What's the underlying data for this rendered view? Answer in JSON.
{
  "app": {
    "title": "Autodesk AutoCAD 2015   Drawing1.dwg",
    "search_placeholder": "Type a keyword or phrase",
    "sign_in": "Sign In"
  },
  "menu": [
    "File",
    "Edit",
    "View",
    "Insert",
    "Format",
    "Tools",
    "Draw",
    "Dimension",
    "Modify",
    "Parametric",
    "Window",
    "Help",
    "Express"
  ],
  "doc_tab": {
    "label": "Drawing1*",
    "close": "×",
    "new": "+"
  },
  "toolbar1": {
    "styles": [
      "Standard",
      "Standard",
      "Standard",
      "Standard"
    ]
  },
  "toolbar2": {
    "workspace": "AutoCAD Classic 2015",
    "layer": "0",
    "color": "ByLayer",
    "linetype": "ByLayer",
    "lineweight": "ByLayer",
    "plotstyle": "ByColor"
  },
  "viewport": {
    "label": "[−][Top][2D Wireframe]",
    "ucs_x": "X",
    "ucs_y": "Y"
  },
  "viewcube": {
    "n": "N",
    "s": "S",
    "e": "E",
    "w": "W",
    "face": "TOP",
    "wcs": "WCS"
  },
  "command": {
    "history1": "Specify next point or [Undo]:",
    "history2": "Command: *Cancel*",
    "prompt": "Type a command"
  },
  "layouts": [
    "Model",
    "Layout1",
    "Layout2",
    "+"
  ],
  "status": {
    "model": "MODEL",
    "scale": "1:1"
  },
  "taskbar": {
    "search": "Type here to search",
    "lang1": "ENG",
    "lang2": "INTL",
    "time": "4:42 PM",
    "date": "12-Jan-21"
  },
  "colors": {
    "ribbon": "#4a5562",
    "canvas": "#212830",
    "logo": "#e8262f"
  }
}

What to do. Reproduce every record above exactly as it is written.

Exercise response.
What's the underlying data for this rendered view? Answer in JSON.
{
  "app": {
    "title": "Autodesk AutoCAD 2015   Drawing1.dwg",
    "search_placeholder": "Type a keyword or phrase",
    "sign_in": "Sign In"
  },
  "menu": [
    "File",
    "Edit",
    "View",
    "Insert",
    "Format",
    "Tools",
    "Draw",
    "Dimension",
    "Modify",
    "Parametric",
    "Window",
    "Help",
    "Express"
  ],
  "doc_tab": {
    "label": "Drawing1*",
    "close": "×",
    "new": "+"
  },
  "toolbar1": {
    "styles": [
      "Standard",
      "Standard",
      "Standard",
      "Standard"
    ]
  },
  "toolbar2": {
    "workspace": "AutoCAD Classic 2015",
    "layer": "0",
    "color": "ByLayer",
    "linetype": "ByLayer",
    "lineweight": "ByLayer",
    "plotstyle": "ByColor"
  },
  "viewport": {
    "label": "[−][Top][2D Wireframe]",
    "ucs_x": "X",
    "ucs_y": "Y"
  },
  "viewcube": {
    "n": "N",
    "s": "S",
    "e": "E",
    "w": "W",
    "face": "TOP",
    "wcs": "WCS"
  },
  "command": {
    "history1": "Specify next point or [Undo]:",
    "history2": "Command: *Cancel*",
    "prompt": "Type a command"
  },
  "layouts": [
    "Model",
    "Layout1",
    "Layout2",
    "+"
  ],
  "status": {
    "model": "MODEL",
    "scale": "1:1"
  },
  "taskbar": {
    "search": "Type here to search",
    "lang1": "ENG",
    "lang2": "INTL",
    "time": "4:42 PM",
    "date": "12-Jan-21"
  },
  "colors": {
    "ribbon": "#4a5562",
    "canvas": "#212830",
    "logo": "#e8262f"
  }
}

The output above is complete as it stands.